One example is the BedJet, an accessory that releases currents of convective air onto both sides of the mattress using a hose attachment. Owners can adjust the air settings to find the right temperature, and the BedJet is capable of releasing warm and cool to opposite sides of the bed for couples who have different sleep preferences.
In addition to accessories, some mattress bases also provide climate control. Take the Wink Beds coolControl™, a base equipped with four air tubes that fit into the bottom of the mattress and supply currents of air that rise to the top surface. Using a smart app, owners can adjust the settings until they reach a suitable temperature.
Climate control systems can be quite effective at helping sleepers stay cool, but there is a major downside: the price-tag. The BedJet starts at $269, while the Wink Beds coolControl™ base will add a $2,200 surcharge to the mattress price. Simply put, there are less expensive ways to help you sleep at a comfortable temperature.
Many mattress manufacturers offer sleep trials, during which time the purchaser can test out their new mattress to ensure it will meet their needs and preferences. Most sleep trials span 60 to 120 nights; if the purchaser is dissatisfied with their new mattress, then they will be able to return and/or exchange it for a product refund.
If you sleep hot, then a mattress sleep trial can prevent you from committing to a mattress that will make you uncomfortable. The costs associated with most sleep trials are minimal. Some manufacturers require the mattress buyer to cover shipping and handling costs associated with returns or exchanges, while others will handle these expenses. In most cases, a full product refund will be issued to those who return their mattress before the sleep trial ends.
In terms of warranty coverage, it’s important to note that most — if not all — mattress warranties will not cover issues pertaining to owner comfort preferences, including sleeping hot. So if you purchase a mattress that sleeps hot but do not return it during the sleep trial, then there is a strong chance you will not be able to return or exchange the mattress for a full, or even partial, refund.

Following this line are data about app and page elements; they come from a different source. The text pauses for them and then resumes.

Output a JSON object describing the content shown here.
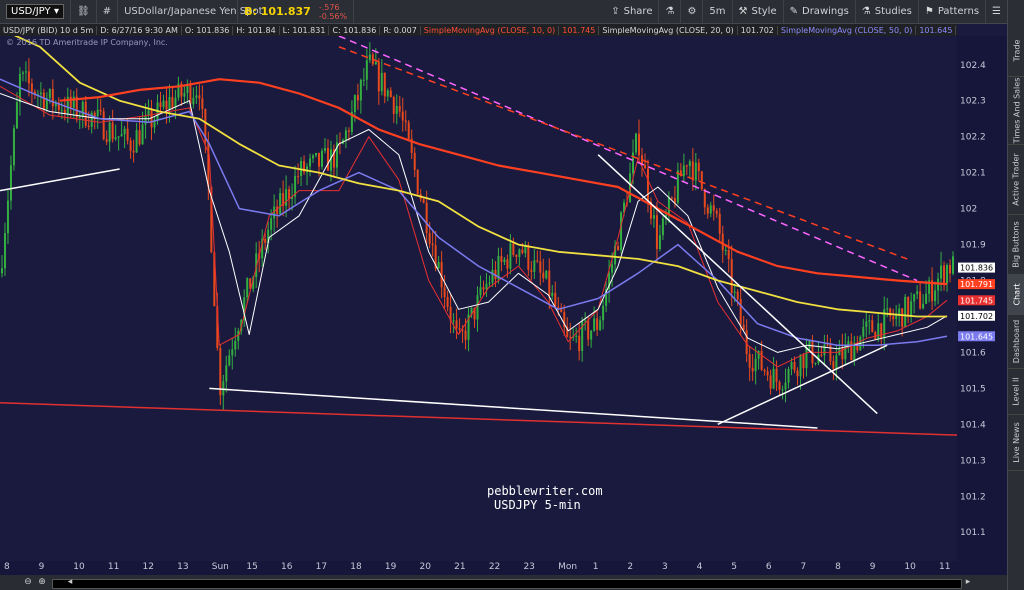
{
  "toolbar": {
    "symbol": "USD/JPY",
    "description": "USDollar/Japanese Yen Spot",
    "bid": "B: 101.837",
    "change_abs": "-.576",
    "change_pct": "-0.56%",
    "share": "Share",
    "timeframe": "5m",
    "style": "Style",
    "drawings": "Drawings",
    "studies": "Studies",
    "patterns": "Patterns"
  },
  "infobar": {
    "title": "USD/JPY (BID) 10 d 5m",
    "date": "D: 6/27/16 9:30 AM",
    "open": "O: 101.836",
    "high": "H: 101.84",
    "low": "L: 101.831",
    "close": "C: 101.836",
    "range": "R: 0.007",
    "sma10": "SimpleMovingAvg (CLOSE, 10, 0)",
    "sma10_val": "101.745",
    "sma20": "SimpleMovingAvg (CLOSE, 20, 0)",
    "sma20_val": "101.702",
    "sma50": "SimpleMovingAvg (CLOSE, 50, 0)",
    "sma50_val": "101.645"
  },
  "copyright": "© 2016 TD Ameritrade IP Company, Inc.",
  "watermark": {
    "line1": "pebblewriter.com",
    "line2": "USDJPY 5-min"
  },
  "sidebar": [
    "Trade",
    "Times And Sales",
    "Active Trader",
    "Big Buttons",
    "Chart",
    "Dashboard",
    "Level II",
    "Live News"
  ],
  "colors": {
    "background": "#1a1a3f",
    "up": "#33b040",
    "down": "#e84a1c",
    "sma10": "#e83030",
    "sma20": "#ffffff",
    "sma50": "#7b7bf0",
    "sma200": "#f0e040",
    "sma_long": "#ff4020",
    "trend_white": "#ffffff",
    "trend_magenta": "#ff66ff",
    "trend_orange": "#ff4020"
  },
  "chart_data": {
    "type": "candlestick",
    "title": "USD/JPY (BID) 10 d 5m",
    "ylim": [
      101.02,
      102.48
    ],
    "yticks": [
      "102.4",
      "102.3",
      "102.2",
      "102.1",
      "102",
      "101.9",
      "101.8",
      "101.7",
      "101.6",
      "101.5",
      "101.4",
      "101.3",
      "101.2",
      "101.1"
    ],
    "xticks": [
      "8",
      "9",
      "10",
      "11",
      "12",
      "13",
      "Sun",
      "15",
      "16",
      "17",
      "18",
      "19",
      "20",
      "21",
      "22",
      "23",
      "Mon",
      "1",
      "2",
      "3",
      "4",
      "5",
      "6",
      "7",
      "8",
      "9",
      "10",
      "11"
    ],
    "price_labels": [
      {
        "text": "101.836",
        "color": "#ffffff",
        "bg": "#ffffff",
        "fg": "#000000",
        "value": 101.836
      },
      {
        "text": "101.791",
        "bg": "#ff4020",
        "fg": "#ffffff",
        "value": 101.79
      },
      {
        "text": "101.745",
        "bg": "#e83030",
        "fg": "#ffffff",
        "value": 101.745
      },
      {
        "text": "101.702",
        "bg": "#ffffff",
        "fg": "#000000",
        "value": 101.702
      },
      {
        "text": "101.645",
        "bg": "#7b7bf0",
        "fg": "#ffffff",
        "value": 101.645
      }
    ],
    "price_path": [
      [
        0,
        101.82
      ],
      [
        2,
        102.36
      ],
      [
        5,
        102.3
      ],
      [
        9,
        102.26
      ],
      [
        13,
        102.18
      ],
      [
        17,
        102.3
      ],
      [
        20,
        102.34
      ],
      [
        21,
        102.02
      ],
      [
        22,
        101.5
      ],
      [
        24,
        101.7
      ],
      [
        27,
        101.95
      ],
      [
        30,
        102.1
      ],
      [
        34,
        102.15
      ],
      [
        37,
        102.4
      ],
      [
        40,
        102.28
      ],
      [
        43,
        101.95
      ],
      [
        46,
        101.62
      ],
      [
        49,
        101.8
      ],
      [
        52,
        101.9
      ],
      [
        55,
        101.78
      ],
      [
        57,
        101.62
      ],
      [
        60,
        101.68
      ],
      [
        62,
        101.92
      ],
      [
        64,
        102.2
      ],
      [
        66,
        101.9
      ],
      [
        69,
        102.15
      ],
      [
        72,
        101.95
      ],
      [
        75,
        101.6
      ],
      [
        78,
        101.52
      ],
      [
        81,
        101.6
      ],
      [
        84,
        101.58
      ],
      [
        87,
        101.66
      ],
      [
        90,
        101.7
      ],
      [
        93,
        101.76
      ],
      [
        95,
        101.84
      ]
    ],
    "series": [
      {
        "name": "SimpleMovingAvg (CLOSE, 10, 0)",
        "values": [
          [
            0,
            102.34
          ],
          [
            5,
            102.26
          ],
          [
            10,
            102.24
          ],
          [
            15,
            102.26
          ],
          [
            19,
            102.28
          ],
          [
            21,
            102.15
          ],
          [
            22,
            101.62
          ],
          [
            24,
            101.65
          ],
          [
            27,
            101.98
          ],
          [
            30,
            102.05
          ],
          [
            34,
            102.05
          ],
          [
            37,
            102.2
          ],
          [
            40,
            102.08
          ],
          [
            43,
            101.8
          ],
          [
            46,
            101.65
          ],
          [
            49,
            101.78
          ],
          [
            52,
            101.84
          ],
          [
            55,
            101.74
          ],
          [
            57,
            101.63
          ],
          [
            60,
            101.72
          ],
          [
            62,
            101.92
          ],
          [
            64,
            102.14
          ],
          [
            66,
            102.02
          ],
          [
            69,
            101.96
          ],
          [
            72,
            101.74
          ],
          [
            75,
            101.62
          ],
          [
            78,
            101.56
          ],
          [
            81,
            101.6
          ],
          [
            84,
            101.6
          ],
          [
            87,
            101.64
          ],
          [
            90,
            101.66
          ],
          [
            93,
            101.7
          ],
          [
            95,
            101.745
          ]
        ]
      },
      {
        "name": "SimpleMovingAvg (CLOSE, 20, 0)",
        "values": [
          [
            0,
            102.32
          ],
          [
            5,
            102.27
          ],
          [
            10,
            102.25
          ],
          [
            15,
            102.25
          ],
          [
            19,
            102.3
          ],
          [
            21,
            102.05
          ],
          [
            23,
            101.88
          ],
          [
            25,
            101.65
          ],
          [
            27,
            101.92
          ],
          [
            30,
            101.98
          ],
          [
            34,
            102.18
          ],
          [
            37,
            102.22
          ],
          [
            40,
            102.15
          ],
          [
            43,
            101.88
          ],
          [
            46,
            101.72
          ],
          [
            49,
            101.74
          ],
          [
            52,
            101.82
          ],
          [
            55,
            101.76
          ],
          [
            57,
            101.66
          ],
          [
            60,
            101.72
          ],
          [
            62,
            101.84
          ],
          [
            64,
            102.02
          ],
          [
            66,
            102.06
          ],
          [
            69,
            101.98
          ],
          [
            72,
            101.78
          ],
          [
            75,
            101.64
          ],
          [
            78,
            101.6
          ],
          [
            81,
            101.62
          ],
          [
            84,
            101.61
          ],
          [
            87,
            101.63
          ],
          [
            90,
            101.65
          ],
          [
            93,
            101.67
          ],
          [
            95,
            101.702
          ]
        ]
      },
      {
        "name": "SimpleMovingAvg (CLOSE, 50, 0)",
        "values": [
          [
            0,
            102.36
          ],
          [
            5,
            102.3
          ],
          [
            10,
            102.25
          ],
          [
            15,
            102.24
          ],
          [
            19,
            102.27
          ],
          [
            21,
            102.18
          ],
          [
            24,
            102.0
          ],
          [
            28,
            101.98
          ],
          [
            32,
            102.05
          ],
          [
            36,
            102.1
          ],
          [
            40,
            102.05
          ],
          [
            44,
            101.92
          ],
          [
            48,
            101.84
          ],
          [
            52,
            101.78
          ],
          [
            56,
            101.72
          ],
          [
            60,
            101.75
          ],
          [
            64,
            101.82
          ],
          [
            68,
            101.9
          ],
          [
            72,
            101.8
          ],
          [
            76,
            101.68
          ],
          [
            80,
            101.64
          ],
          [
            84,
            101.62
          ],
          [
            88,
            101.62
          ],
          [
            92,
            101.63
          ],
          [
            95,
            101.645
          ]
        ]
      },
      {
        "name": "SMA long (yellow)",
        "values": [
          [
            0,
            102.5
          ],
          [
            4,
            102.45
          ],
          [
            8,
            102.35
          ],
          [
            12,
            102.3
          ],
          [
            16,
            102.27
          ],
          [
            20,
            102.25
          ],
          [
            24,
            102.18
          ],
          [
            28,
            102.12
          ],
          [
            32,
            102.1
          ],
          [
            36,
            102.07
          ],
          [
            40,
            102.05
          ],
          [
            44,
            102.02
          ],
          [
            48,
            101.95
          ],
          [
            52,
            101.9
          ],
          [
            56,
            101.88
          ],
          [
            60,
            101.87
          ],
          [
            64,
            101.86
          ],
          [
            68,
            101.84
          ],
          [
            72,
            101.8
          ],
          [
            76,
            101.77
          ],
          [
            80,
            101.74
          ],
          [
            84,
            101.72
          ],
          [
            88,
            101.71
          ],
          [
            92,
            101.7
          ],
          [
            95,
            101.7
          ]
        ]
      },
      {
        "name": "SMA long (orange)",
        "values": [
          [
            6,
            102.3
          ],
          [
            10,
            102.31
          ],
          [
            14,
            102.33
          ],
          [
            18,
            102.34
          ],
          [
            22,
            102.36
          ],
          [
            26,
            102.35
          ],
          [
            30,
            102.32
          ],
          [
            34,
            102.28
          ],
          [
            38,
            102.22
          ],
          [
            42,
            102.18
          ],
          [
            46,
            102.15
          ],
          [
            50,
            102.12
          ],
          [
            54,
            102.1
          ],
          [
            58,
            102.08
          ],
          [
            62,
            102.06
          ],
          [
            66,
            102.0
          ],
          [
            70,
            101.94
          ],
          [
            74,
            101.88
          ],
          [
            78,
            101.84
          ],
          [
            82,
            101.82
          ],
          [
            86,
            101.81
          ],
          [
            90,
            101.8
          ],
          [
            95,
            101.79
          ]
        ]
      }
    ],
    "trendlines": [
      {
        "color": "#ffffff",
        "dash": false,
        "from": [
          0,
          102.05
        ],
        "to": [
          12,
          102.11
        ]
      },
      {
        "color": "#ffffff",
        "dash": false,
        "from": [
          21,
          101.5
        ],
        "to": [
          82,
          101.39
        ]
      },
      {
        "color": "#ffffff",
        "dash": false,
        "from": [
          60,
          102.15
        ],
        "to": [
          88,
          101.43
        ]
      },
      {
        "color": "#ffffff",
        "dash": false,
        "from": [
          72,
          101.4
        ],
        "to": [
          89,
          101.62
        ]
      },
      {
        "color": "#ff66ff",
        "dash": true,
        "from": [
          34,
          102.48
        ],
        "to": [
          92,
          101.8
        ]
      },
      {
        "color": "#ff4020",
        "dash": true,
        "from": [
          34,
          102.45
        ],
        "to": [
          91,
          101.86
        ]
      },
      {
        "color": "#e03030",
        "dash": false,
        "from": [
          0,
          101.46
        ],
        "to": [
          96,
          101.37
        ]
      }
    ]
  }
}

If you and/or your sleep partner tend to sleep hot, be sure to keep the following points in mind when shopping for a new mattress or bedding accessories: